Required action » Copy every entry exactly as it stands, though any image it holds should stay out of the copy.
*** Block opens ***
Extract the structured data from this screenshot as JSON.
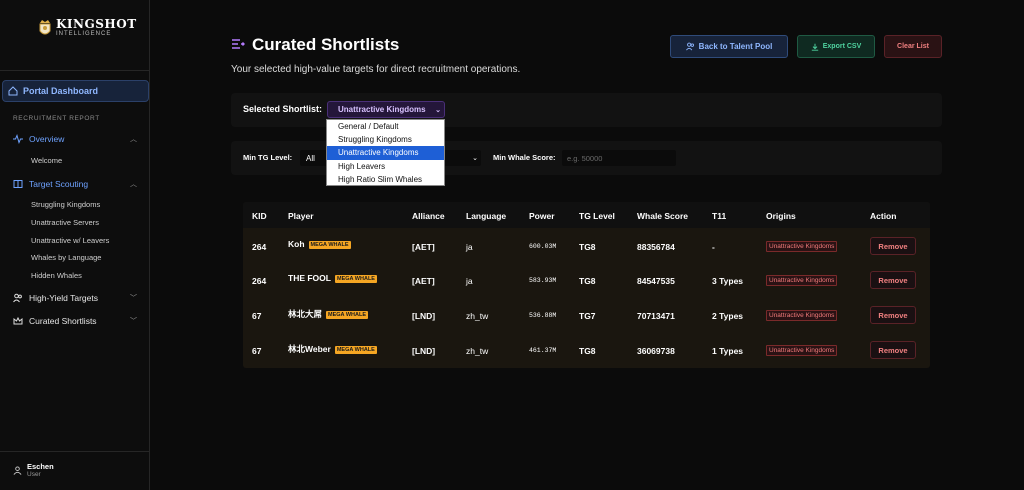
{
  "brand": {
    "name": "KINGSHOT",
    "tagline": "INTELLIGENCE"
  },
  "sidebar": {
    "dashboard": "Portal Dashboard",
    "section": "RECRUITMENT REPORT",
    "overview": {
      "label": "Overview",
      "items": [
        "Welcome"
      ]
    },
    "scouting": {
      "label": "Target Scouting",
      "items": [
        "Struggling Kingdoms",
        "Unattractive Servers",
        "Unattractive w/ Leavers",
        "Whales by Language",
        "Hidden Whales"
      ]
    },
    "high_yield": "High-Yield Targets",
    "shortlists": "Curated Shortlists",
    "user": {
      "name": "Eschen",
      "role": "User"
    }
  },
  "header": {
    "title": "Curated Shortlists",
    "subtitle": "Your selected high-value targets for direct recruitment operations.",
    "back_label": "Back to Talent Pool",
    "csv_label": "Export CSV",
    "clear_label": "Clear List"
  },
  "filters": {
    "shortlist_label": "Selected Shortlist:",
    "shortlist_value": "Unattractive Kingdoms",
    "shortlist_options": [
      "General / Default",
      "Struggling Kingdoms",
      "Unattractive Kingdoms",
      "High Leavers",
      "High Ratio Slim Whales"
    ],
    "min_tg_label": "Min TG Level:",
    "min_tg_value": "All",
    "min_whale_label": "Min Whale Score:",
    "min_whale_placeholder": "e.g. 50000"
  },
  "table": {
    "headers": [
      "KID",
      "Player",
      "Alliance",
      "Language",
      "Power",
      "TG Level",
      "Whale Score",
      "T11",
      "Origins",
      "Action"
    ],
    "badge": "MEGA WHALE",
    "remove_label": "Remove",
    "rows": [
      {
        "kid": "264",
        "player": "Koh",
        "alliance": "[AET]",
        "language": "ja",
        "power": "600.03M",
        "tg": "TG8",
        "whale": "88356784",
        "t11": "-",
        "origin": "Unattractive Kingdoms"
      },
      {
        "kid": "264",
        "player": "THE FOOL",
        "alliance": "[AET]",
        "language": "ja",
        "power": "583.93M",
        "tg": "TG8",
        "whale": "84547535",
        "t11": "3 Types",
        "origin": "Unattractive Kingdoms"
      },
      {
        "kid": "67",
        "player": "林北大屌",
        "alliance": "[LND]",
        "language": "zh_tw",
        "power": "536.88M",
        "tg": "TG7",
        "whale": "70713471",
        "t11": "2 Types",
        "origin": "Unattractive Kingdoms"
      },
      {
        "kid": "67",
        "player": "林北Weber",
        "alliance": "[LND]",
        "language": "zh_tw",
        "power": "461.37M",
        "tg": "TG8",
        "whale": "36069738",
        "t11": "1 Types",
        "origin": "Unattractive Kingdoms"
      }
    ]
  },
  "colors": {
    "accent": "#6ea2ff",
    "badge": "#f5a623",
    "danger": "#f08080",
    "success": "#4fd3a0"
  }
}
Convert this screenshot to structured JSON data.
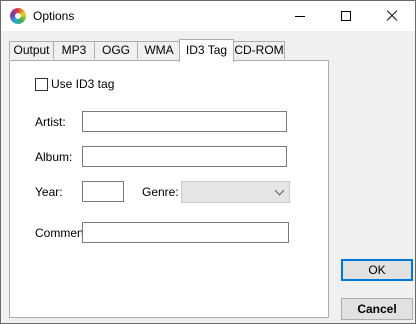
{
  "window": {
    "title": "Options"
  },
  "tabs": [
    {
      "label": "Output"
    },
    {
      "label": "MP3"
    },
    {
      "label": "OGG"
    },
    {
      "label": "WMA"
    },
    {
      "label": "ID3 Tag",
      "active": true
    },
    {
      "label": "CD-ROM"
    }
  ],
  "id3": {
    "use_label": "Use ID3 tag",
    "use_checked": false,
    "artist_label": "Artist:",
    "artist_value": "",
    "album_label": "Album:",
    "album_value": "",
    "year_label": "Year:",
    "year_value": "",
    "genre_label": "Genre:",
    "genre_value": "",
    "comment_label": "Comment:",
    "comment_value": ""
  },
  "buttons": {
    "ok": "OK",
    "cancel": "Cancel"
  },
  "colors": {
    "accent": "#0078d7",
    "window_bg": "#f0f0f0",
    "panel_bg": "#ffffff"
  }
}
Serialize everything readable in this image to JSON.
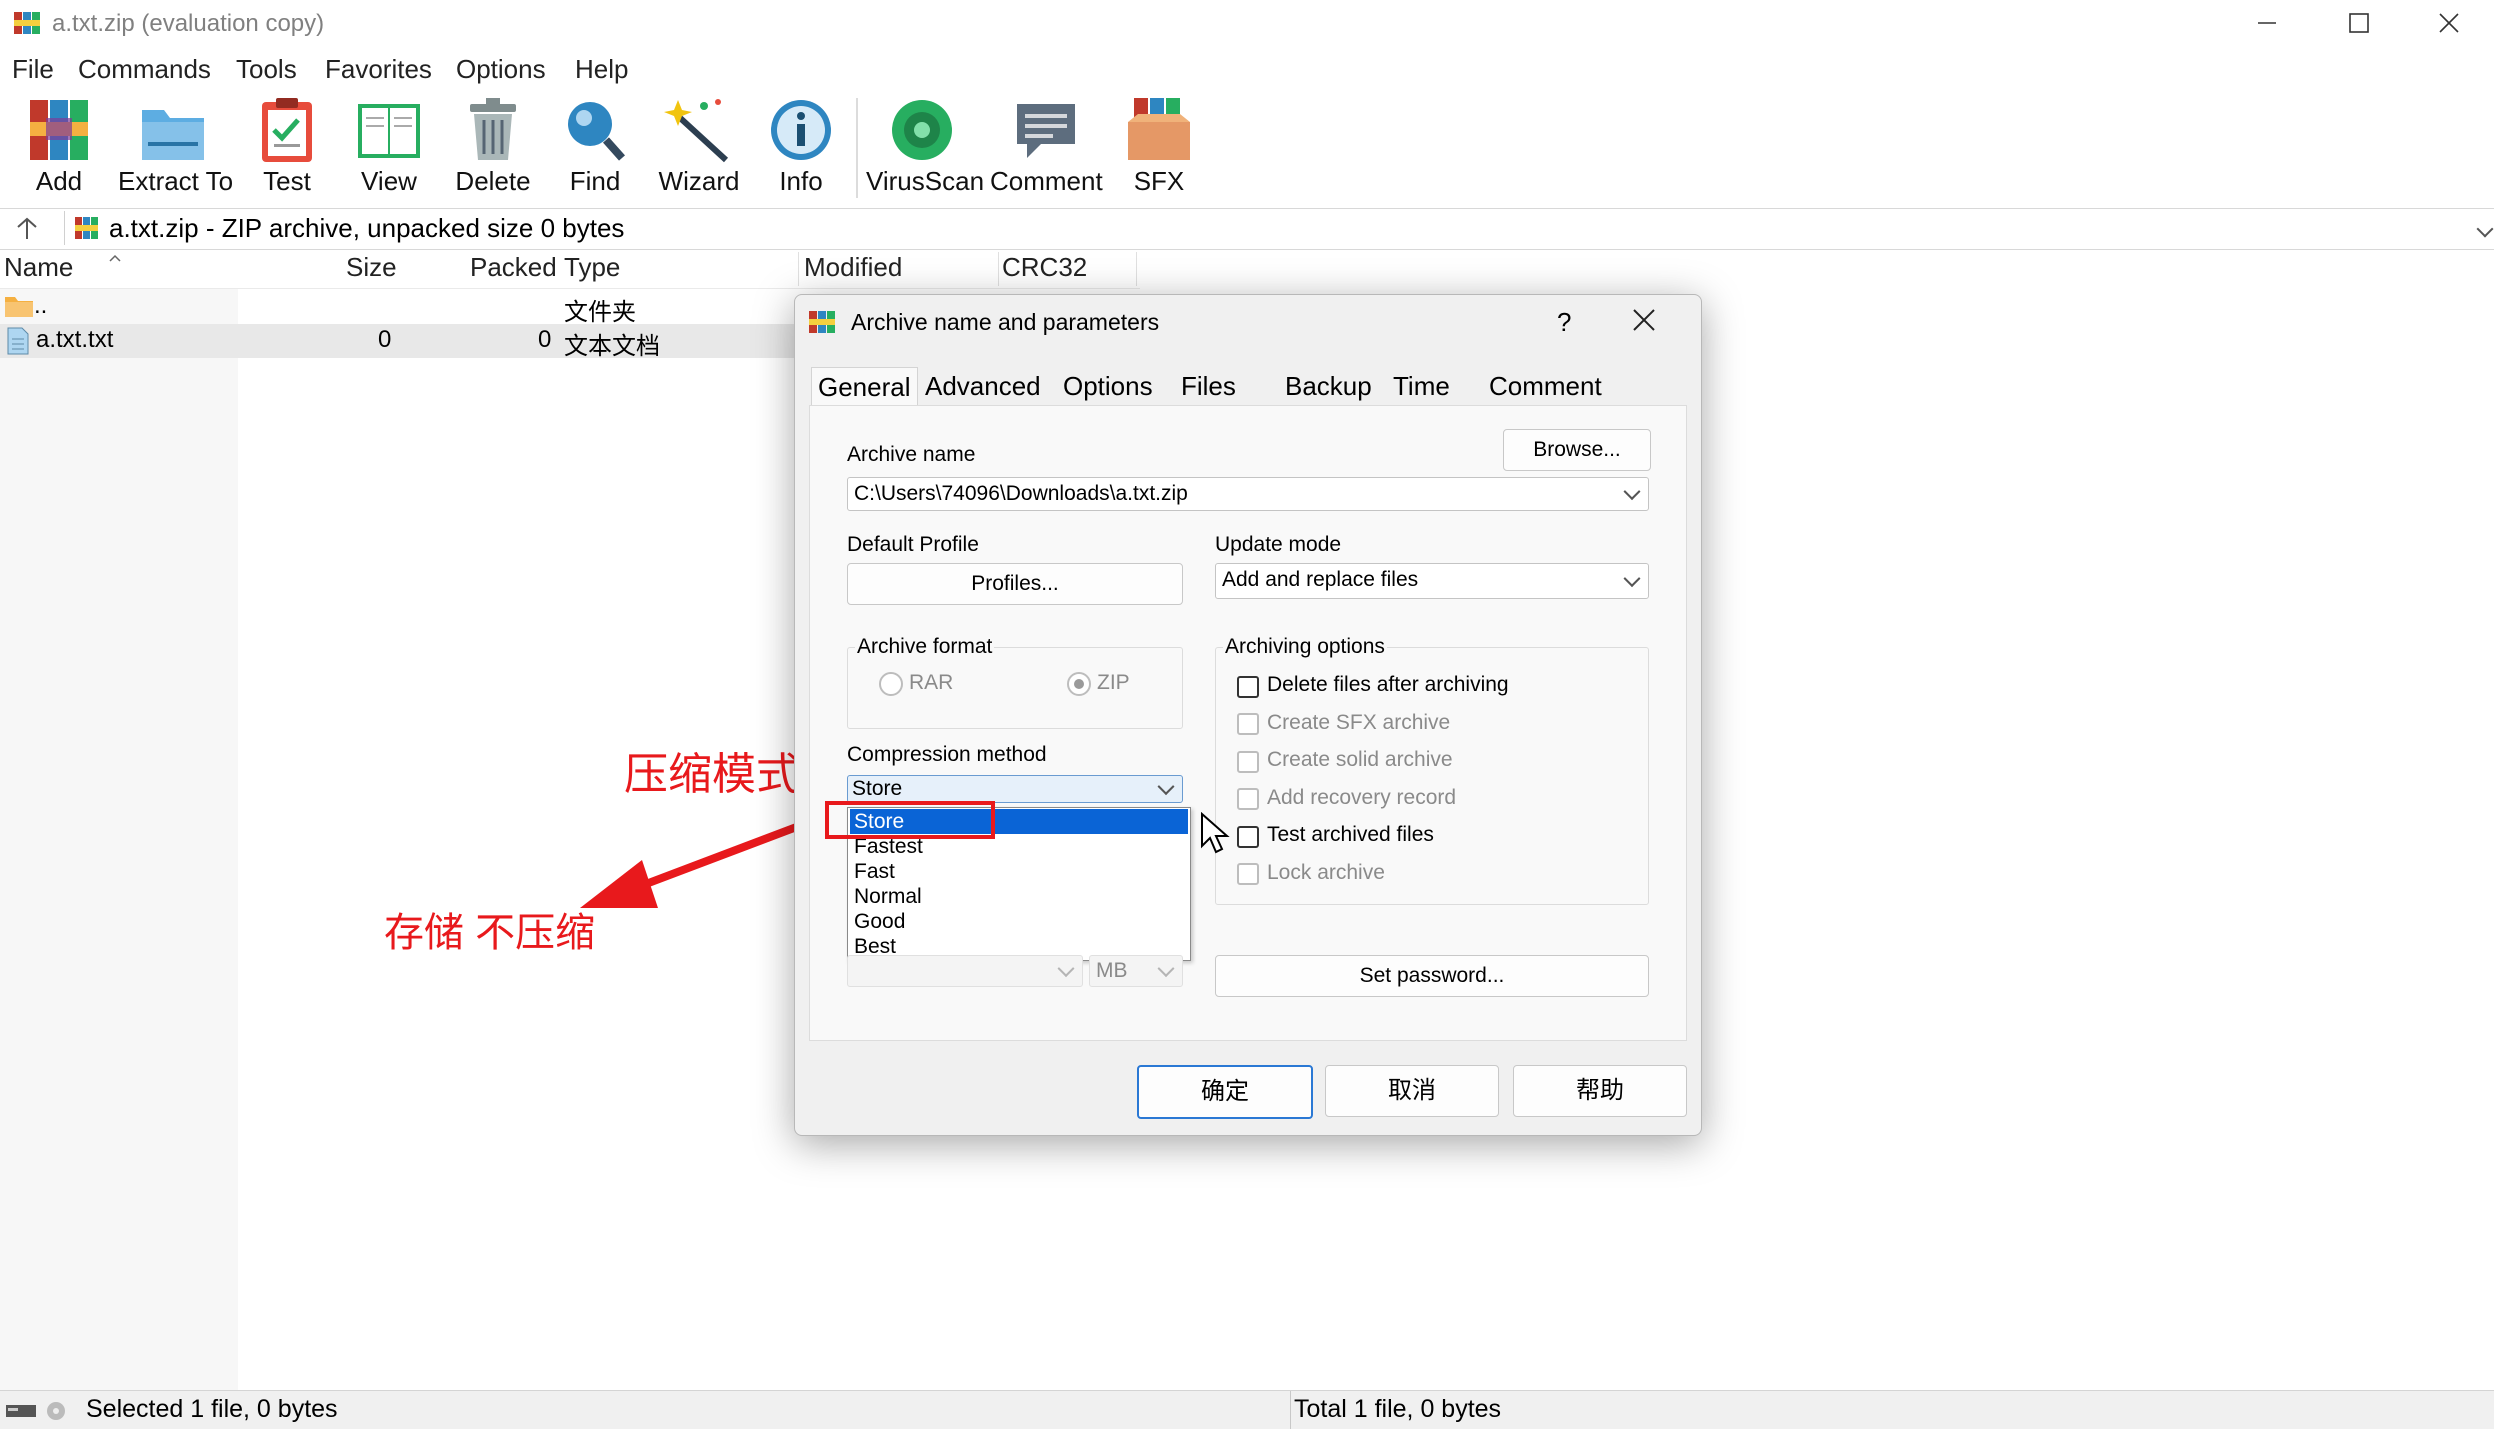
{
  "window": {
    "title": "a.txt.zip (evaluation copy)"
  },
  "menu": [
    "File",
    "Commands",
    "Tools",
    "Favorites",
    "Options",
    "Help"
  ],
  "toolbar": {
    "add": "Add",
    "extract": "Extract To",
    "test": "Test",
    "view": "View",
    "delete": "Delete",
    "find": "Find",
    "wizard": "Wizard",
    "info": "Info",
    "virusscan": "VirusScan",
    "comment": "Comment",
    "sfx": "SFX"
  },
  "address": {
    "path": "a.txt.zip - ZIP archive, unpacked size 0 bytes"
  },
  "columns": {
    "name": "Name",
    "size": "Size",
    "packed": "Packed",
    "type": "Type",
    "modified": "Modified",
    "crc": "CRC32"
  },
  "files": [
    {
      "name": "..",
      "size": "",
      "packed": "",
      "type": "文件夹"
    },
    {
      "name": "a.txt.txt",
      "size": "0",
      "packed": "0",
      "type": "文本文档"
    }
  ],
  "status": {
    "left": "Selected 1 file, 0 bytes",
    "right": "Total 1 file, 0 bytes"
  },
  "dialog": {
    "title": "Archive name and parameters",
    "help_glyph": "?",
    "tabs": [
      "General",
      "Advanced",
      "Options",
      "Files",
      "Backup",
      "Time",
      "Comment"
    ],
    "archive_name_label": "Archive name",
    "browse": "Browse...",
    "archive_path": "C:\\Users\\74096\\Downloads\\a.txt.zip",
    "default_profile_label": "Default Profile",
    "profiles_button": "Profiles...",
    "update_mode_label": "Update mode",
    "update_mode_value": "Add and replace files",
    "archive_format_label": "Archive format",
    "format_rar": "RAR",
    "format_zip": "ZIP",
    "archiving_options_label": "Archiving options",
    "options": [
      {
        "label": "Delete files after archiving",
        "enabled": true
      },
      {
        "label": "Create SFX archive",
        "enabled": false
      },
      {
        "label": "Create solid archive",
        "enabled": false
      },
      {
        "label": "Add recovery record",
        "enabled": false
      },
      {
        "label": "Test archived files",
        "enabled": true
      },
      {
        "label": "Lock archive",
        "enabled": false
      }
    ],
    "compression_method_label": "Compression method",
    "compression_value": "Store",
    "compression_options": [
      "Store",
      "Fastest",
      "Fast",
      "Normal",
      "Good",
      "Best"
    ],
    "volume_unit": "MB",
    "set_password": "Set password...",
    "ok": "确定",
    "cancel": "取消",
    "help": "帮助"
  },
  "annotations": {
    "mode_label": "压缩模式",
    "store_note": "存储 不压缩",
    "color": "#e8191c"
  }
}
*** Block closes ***
Exercise solution »
Extract the structured data from this screenshot as JSON.
{
  "brand": {
    "name": "KINGSHOT",
    "tagline": "INTELLIGENCE"
  },
  "sidebar": {
    "dashboard": "Portal Dashboard",
    "section": "RECRUITMENT REPORT",
    "overview": {
      "label": "Overview",
      "items": [
        "Welcome"
      ]
    },
    "scouting": {
      "label": "Target Scouting",
      "items": [
        "Struggling Kingdoms",
        "Unattractive Servers",
        "Unattractive w/ Leavers",
        "Whales by Language",
        "Hidden Whales"
      ]
    },
    "high_yield": "High-Yield Targets",
    "shortlists": "Curated Shortlists",
    "user": {
      "name": "Eschen",
      "role": "User"
    }
  },
  "header": {
    "title": "Curated Shortlists",
    "subtitle": "Your selected high-value targets for direct recruitment operations.",
    "back_label": "Back to Talent Pool",
    "csv_label": "Export CSV",
    "clear_label": "Clear List"
  },
  "filters": {
    "shortlist_label": "Selected Shortlist:",
    "shortlist_value": "Unattractive Kingdoms",
    "shortlist_options": [
      "General / Default",
      "Struggling Kingdoms",
      "Unattractive Kingdoms",
      "High Leavers",
      "High Ratio Slim Whales"
    ],
    "min_tg_label": "Min TG Level:",
    "min_tg_value": "All",
    "min_whale_label": "Min Whale Score:",
    "min_whale_placeholder": "e.g. 50000"
  },
  "table": {
    "headers": [
      "KID",
      "Player",
      "Alliance",
      "Language",
      "Power",
      "TG Level",
      "Whale Score",
      "T11",
      "Origins",
      "Action"
    ],
    "badge": "MEGA WHALE",
    "remove_label": "Remove",
    "rows": [
      {
        "kid": "264",
        "player": "Koh",
        "alliance": "[AET]",
        "language": "ja",
        "power": "600.03M",
        "tg": "TG8",
        "whale": "88356784",
        "t11": "-",
        "origin": "Unattractive Kingdoms"
      },
      {
        "kid": "264",
        "player": "THE FOOL",
        "alliance": "[AET]",
        "language": "ja",
        "power": "583.93M",
        "tg": "TG8",
        "whale": "84547535",
        "t11": "3 Types",
        "origin": "Unattractive Kingdoms"
      },
      {
        "kid": "67",
        "player": "林北大屌",
        "alliance": "[LND]",
        "language": "zh_tw",
        "power": "536.88M",
        "tg": "TG7",
        "whale": "70713471",
        "t11": "2 Types",
        "origin": "Unattractive Kingdoms"
      },
      {
        "kid": "67",
        "player": "林北Weber",
        "alliance": "[LND]",
        "language": "zh_tw",
        "power": "461.37M",
        "tg": "TG8",
        "whale": "36069738",
        "t11": "1 Types",
        "origin": "Unattractive Kingdoms"
      }
    ]
  },
  "colors": {
    "accent": "#6ea2ff",
    "badge": "#f5a623",
    "danger": "#f08080",
    "success": "#4fd3a0"
  }
}
Convert this screenshot to structured JSON data.
{
  "window": {
    "title": "Options"
  },
  "tabs": [
    {
      "label": "Output"
    },
    {
      "label": "MP3"
    },
    {
      "label": "OGG"
    },
    {
      "label": "WMA"
    },
    {
      "label": "ID3 Tag",
      "active": true
    },
    {
      "label": "CD-ROM"
    }
  ],
  "id3": {
    "use_label": "Use ID3 tag",
    "use_checked": false,
    "artist_label": "Artist:",
    "artist_value": "",
    "album_label": "Album:",
    "album_value": "",
    "year_label": "Year:",
    "year_value": "",
    "genre_label": "Genre:",
    "genre_value": "",
    "comment_label": "Comment:",
    "comment_value": ""
  },
  "buttons": {
    "ok": "OK",
    "cancel": "Cancel"
  },
  "colors": {
    "accent": "#0078d7",
    "window_bg": "#f0f0f0",
    "panel_bg": "#ffffff"
  }
}
Serialize everything readable in this image to JSON.
{
  "window": {
    "title": "a.txt.zip (evaluation copy)"
  },
  "menu": [
    "File",
    "Commands",
    "Tools",
    "Favorites",
    "Options",
    "Help"
  ],
  "toolbar": {
    "add": "Add",
    "extract": "Extract To",
    "test": "Test",
    "view": "View",
    "delete": "Delete",
    "find": "Find",
    "wizard": "Wizard",
    "info": "Info",
    "virusscan": "VirusScan",
    "comment": "Comment",
    "sfx": "SFX"
  },
  "address": {
    "path": "a.txt.zip - ZIP archive, unpacked size 0 bytes"
  },
  "columns": {
    "name": "Name",
    "size": "Size",
    "packed": "Packed",
    "type": "Type",
    "modified": "Modified",
    "crc": "CRC32"
  },
  "files": [
    {
      "name": "..",
      "size": "",
      "packed": "",
      "type": "文件夹"
    },
    {
      "name": "a.txt.txt",
      "size": "0",
      "packed": "0",
      "type": "文本文档"
    }
  ],
  "status": {
    "left": "Selected 1 file, 0 bytes",
    "right": "Total 1 file, 0 bytes"
  },
  "dialog": {
    "title": "Archive name and parameters",
    "help_glyph": "?",
    "tabs": [
      "General",
      "Advanced",
      "Options",
      "Files",
      "Backup",
      "Time",
      "Comment"
    ],
    "archive_name_label": "Archive name",
    "browse": "Browse...",
    "archive_path": "C:\\Users\\74096\\Downloads\\a.txt.zip",
    "default_profile_label": "Default Profile",
    "profiles_button": "Profiles...",
    "update_mode_label": "Update mode",
    "update_mode_value": "Add and replace files",
    "archive_format_label": "Archive format",
    "format_rar": "RAR",
    "format_zip": "ZIP",
    "archiving_options_label": "Archiving options",
    "options": [
      {
        "label": "Delete files after archiving",
        "enabled": true
      },
      {
        "label": "Create SFX archive",
        "enabled": false
      },
      {
        "label": "Create solid archive",
        "enabled": false
      },
      {
        "label": "Add recovery record",
        "enabled": false
      },
      {
        "label": "Test archived files",
        "enabled": true
      },
      {
        "label": "Lock archive",
        "enabled": false
      }
    ],
    "compression_method_label": "Compression method",
    "compression_value": "Store",
    "compression_options": [
      "Store",
      "Fastest",
      "Fast",
      "Normal",
      "Good",
      "Best"
    ],
    "volume_unit": "MB",
    "set_password": "Set password...",
    "ok": "确定",
    "cancel": "取消",
    "help": "帮助"
  },
  "annotations": {
    "mode_label": "压缩模式",
    "store_note": "存储 不压缩",
    "color": "#e8191c"
  }
}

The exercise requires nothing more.